- [EXERCISE DIRECTIONS]:
Copy the lines below that contain "vous".

SUPPLIED RECORDS: Begin

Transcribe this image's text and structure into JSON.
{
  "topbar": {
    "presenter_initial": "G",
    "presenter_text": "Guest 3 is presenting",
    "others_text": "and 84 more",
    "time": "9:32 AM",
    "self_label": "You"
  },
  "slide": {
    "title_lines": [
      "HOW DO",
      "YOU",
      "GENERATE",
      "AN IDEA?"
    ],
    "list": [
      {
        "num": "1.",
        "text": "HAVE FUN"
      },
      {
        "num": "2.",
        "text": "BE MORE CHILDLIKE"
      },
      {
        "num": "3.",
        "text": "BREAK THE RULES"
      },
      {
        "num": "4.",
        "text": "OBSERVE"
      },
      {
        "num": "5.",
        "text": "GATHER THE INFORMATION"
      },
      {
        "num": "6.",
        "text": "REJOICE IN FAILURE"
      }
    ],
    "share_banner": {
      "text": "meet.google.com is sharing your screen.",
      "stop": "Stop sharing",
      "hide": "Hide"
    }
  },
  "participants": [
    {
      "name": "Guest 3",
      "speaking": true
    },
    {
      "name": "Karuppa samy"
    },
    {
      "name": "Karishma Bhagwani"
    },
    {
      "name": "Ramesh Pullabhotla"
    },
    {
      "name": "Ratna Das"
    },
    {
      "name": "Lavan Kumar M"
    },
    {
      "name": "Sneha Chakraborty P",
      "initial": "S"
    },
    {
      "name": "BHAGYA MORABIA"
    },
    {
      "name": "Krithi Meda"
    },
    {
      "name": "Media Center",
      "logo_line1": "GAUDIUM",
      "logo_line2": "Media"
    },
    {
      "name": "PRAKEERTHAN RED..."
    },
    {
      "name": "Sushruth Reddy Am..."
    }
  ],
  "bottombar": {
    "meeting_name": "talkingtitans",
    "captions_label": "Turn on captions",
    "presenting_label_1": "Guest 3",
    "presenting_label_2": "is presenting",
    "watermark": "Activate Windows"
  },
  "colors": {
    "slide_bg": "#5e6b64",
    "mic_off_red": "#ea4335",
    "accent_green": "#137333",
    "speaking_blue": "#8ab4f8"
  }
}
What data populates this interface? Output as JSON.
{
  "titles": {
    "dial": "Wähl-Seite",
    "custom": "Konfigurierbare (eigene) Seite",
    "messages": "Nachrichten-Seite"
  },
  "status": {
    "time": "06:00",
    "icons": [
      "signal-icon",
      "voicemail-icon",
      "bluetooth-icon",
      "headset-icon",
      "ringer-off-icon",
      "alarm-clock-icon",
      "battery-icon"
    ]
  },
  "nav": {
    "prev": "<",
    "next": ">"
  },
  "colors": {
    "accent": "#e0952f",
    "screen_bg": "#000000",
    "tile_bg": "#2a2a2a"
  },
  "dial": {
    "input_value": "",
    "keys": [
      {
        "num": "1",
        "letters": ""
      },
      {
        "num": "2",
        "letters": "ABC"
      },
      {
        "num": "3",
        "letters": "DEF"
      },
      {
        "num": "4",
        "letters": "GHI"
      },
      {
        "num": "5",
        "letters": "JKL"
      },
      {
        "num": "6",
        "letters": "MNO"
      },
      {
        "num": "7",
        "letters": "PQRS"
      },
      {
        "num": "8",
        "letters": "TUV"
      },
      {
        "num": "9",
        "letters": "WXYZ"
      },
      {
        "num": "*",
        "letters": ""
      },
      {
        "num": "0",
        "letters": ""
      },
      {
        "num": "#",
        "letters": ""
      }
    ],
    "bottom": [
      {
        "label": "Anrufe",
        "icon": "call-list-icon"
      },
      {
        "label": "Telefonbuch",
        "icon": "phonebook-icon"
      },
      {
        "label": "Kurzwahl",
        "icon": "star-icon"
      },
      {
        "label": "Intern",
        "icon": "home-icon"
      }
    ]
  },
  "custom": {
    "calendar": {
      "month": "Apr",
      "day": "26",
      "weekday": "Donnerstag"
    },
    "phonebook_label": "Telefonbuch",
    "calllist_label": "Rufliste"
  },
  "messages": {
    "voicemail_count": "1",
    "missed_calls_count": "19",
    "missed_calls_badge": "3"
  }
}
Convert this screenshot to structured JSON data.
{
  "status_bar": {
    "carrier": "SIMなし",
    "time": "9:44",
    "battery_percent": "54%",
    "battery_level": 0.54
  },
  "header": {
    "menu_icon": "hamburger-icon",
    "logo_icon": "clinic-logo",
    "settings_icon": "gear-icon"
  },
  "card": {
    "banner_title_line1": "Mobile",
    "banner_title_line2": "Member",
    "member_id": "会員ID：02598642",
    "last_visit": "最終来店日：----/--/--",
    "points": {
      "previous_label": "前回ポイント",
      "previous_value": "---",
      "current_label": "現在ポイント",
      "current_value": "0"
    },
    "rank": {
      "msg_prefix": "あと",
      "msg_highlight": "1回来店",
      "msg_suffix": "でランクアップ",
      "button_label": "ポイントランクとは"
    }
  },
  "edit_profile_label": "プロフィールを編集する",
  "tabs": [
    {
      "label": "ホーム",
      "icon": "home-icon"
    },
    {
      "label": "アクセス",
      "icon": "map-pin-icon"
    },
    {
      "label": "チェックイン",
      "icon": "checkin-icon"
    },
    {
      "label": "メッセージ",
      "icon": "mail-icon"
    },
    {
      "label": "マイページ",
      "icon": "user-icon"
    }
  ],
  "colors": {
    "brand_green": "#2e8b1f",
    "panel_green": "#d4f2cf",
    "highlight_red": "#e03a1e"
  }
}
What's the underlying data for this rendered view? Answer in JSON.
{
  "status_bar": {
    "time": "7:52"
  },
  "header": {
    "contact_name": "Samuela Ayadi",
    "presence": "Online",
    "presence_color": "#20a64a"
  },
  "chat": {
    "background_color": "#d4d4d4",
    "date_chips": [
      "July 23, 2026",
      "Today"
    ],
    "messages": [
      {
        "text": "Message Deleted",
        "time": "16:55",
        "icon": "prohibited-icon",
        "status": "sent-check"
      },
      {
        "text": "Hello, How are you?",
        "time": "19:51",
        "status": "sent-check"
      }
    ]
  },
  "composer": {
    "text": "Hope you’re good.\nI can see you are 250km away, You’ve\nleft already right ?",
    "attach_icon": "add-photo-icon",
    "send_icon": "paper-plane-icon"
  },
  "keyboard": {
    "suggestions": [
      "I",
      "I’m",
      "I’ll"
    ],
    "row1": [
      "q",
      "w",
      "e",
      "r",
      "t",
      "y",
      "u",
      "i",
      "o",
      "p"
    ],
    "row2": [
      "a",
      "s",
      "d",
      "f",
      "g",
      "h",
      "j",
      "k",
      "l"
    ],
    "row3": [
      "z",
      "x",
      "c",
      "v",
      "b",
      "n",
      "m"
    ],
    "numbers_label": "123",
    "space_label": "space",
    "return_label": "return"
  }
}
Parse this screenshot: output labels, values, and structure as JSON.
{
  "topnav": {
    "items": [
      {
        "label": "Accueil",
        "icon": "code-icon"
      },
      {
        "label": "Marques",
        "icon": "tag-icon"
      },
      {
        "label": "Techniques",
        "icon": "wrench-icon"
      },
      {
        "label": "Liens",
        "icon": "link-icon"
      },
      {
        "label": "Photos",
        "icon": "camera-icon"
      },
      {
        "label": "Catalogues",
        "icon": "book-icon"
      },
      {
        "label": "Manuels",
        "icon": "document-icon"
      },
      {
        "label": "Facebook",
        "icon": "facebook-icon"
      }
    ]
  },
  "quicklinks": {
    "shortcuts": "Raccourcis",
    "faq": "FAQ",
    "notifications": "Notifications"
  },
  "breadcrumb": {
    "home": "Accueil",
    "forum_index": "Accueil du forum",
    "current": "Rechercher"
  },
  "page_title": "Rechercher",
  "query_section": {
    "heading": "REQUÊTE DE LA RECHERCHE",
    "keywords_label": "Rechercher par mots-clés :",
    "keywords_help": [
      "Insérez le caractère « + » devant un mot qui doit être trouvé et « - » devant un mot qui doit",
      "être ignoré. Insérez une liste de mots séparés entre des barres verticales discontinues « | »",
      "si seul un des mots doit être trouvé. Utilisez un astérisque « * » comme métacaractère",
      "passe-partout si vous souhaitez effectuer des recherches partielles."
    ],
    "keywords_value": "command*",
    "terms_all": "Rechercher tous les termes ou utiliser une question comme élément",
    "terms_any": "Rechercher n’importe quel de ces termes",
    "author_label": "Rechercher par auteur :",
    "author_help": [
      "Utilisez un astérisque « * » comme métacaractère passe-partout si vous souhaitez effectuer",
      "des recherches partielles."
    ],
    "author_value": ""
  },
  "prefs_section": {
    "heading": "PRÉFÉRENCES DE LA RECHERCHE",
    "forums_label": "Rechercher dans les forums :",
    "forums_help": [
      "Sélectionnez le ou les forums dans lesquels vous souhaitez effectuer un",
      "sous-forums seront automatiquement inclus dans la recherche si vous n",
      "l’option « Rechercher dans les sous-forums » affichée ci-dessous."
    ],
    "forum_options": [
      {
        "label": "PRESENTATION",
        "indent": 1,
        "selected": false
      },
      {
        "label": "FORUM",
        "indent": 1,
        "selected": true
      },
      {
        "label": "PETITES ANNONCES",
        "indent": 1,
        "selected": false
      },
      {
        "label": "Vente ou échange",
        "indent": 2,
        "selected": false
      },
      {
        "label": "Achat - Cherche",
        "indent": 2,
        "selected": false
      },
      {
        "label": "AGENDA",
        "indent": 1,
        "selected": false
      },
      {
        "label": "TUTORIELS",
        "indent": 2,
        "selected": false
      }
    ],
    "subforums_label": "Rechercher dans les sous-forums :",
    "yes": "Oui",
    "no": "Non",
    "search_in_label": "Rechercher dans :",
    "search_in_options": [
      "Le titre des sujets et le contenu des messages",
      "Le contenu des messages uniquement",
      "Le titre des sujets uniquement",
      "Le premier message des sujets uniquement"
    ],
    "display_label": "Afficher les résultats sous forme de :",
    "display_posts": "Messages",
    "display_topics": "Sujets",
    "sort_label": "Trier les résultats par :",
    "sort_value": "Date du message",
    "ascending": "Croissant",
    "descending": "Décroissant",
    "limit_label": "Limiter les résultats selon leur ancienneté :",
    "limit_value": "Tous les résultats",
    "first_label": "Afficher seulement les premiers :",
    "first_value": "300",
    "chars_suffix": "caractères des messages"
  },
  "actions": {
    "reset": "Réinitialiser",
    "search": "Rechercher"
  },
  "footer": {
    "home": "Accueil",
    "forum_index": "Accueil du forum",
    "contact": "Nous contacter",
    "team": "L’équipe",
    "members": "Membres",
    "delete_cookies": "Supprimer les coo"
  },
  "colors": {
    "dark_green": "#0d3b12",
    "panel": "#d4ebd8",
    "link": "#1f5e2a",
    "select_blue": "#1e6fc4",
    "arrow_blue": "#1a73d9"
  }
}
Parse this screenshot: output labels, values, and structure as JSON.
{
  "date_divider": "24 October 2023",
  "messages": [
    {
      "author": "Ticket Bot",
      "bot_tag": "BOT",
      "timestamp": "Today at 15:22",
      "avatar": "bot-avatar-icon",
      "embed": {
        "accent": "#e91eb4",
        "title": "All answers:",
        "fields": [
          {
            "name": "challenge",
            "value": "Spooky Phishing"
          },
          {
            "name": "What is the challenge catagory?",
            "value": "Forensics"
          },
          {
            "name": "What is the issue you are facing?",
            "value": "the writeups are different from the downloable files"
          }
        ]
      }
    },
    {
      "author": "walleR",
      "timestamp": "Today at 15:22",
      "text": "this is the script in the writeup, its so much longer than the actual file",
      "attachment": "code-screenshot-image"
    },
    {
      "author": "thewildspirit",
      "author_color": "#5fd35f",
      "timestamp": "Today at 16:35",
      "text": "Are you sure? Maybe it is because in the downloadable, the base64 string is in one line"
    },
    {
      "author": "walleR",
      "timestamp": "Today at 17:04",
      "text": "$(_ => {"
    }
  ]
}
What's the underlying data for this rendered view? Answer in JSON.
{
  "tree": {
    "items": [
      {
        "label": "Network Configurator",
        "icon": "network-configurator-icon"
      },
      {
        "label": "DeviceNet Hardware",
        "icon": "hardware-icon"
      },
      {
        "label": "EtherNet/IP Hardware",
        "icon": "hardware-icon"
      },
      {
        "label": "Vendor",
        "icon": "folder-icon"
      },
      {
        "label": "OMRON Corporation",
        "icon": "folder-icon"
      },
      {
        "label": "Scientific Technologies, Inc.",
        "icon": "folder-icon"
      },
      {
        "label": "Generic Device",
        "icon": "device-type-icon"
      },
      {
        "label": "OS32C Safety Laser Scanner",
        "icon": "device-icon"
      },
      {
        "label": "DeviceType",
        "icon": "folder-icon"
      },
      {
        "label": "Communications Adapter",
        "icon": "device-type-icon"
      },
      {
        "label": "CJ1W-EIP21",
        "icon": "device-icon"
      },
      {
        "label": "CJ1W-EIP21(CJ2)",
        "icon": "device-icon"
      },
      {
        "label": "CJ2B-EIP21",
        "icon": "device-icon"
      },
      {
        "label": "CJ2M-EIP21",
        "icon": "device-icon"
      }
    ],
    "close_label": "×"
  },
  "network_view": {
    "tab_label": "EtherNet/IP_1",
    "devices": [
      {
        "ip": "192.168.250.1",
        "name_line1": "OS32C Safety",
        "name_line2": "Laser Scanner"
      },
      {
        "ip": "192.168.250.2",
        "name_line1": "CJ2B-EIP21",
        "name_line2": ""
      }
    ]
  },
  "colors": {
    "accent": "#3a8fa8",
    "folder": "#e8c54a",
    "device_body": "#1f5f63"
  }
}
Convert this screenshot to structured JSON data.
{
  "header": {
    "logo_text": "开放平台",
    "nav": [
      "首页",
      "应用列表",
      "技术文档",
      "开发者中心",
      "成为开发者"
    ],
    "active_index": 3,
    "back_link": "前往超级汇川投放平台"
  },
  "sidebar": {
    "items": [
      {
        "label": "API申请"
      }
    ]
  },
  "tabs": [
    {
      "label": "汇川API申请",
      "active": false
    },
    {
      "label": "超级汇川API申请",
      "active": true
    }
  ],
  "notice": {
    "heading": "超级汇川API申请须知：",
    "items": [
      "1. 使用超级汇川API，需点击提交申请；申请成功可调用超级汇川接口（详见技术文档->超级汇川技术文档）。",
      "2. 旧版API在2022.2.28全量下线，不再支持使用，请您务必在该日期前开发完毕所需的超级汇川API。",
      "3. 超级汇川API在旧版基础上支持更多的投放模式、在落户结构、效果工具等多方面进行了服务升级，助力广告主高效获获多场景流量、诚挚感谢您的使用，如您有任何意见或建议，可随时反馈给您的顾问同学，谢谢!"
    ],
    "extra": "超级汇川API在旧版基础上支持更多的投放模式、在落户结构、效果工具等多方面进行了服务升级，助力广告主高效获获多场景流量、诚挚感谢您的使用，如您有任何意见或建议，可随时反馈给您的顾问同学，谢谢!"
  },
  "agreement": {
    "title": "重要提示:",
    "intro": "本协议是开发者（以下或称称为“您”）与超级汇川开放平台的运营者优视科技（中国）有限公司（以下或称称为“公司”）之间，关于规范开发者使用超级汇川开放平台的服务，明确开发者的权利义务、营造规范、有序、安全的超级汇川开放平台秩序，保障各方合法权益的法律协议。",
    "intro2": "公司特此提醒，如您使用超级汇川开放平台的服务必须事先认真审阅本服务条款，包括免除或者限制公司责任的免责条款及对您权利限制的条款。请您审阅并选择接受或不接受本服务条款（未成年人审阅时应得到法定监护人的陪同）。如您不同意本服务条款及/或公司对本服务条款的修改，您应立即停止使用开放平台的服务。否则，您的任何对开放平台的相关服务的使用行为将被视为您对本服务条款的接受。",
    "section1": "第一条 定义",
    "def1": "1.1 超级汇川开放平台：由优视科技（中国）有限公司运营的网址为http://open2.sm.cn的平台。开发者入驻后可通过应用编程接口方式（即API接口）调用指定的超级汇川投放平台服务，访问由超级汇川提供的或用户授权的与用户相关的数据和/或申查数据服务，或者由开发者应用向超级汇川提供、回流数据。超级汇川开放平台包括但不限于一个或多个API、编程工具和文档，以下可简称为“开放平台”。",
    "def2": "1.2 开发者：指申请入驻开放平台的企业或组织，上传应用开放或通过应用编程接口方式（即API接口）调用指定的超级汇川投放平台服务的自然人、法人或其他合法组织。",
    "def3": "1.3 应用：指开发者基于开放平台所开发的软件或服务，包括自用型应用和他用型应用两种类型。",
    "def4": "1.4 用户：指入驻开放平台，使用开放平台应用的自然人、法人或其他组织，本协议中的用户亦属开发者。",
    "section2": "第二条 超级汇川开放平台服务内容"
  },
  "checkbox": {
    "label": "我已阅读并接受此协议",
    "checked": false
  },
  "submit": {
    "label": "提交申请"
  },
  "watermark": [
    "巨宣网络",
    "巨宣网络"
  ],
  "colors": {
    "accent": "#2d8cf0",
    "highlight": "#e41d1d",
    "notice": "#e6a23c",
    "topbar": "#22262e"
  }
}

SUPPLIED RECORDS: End

- [RESPONSE]:
      "passe-partout si vous souhaitez effectuer des recherches partielles."
      "Utilisez un astérisque « * » comme métacaractère passe-partout si vous souhaitez effectuer",
      "Sélectionnez le ou les forums dans lesquels vous souhaitez effectuer un",
      "sous-forums seront automatiquement inclus dans la recherche si vous n",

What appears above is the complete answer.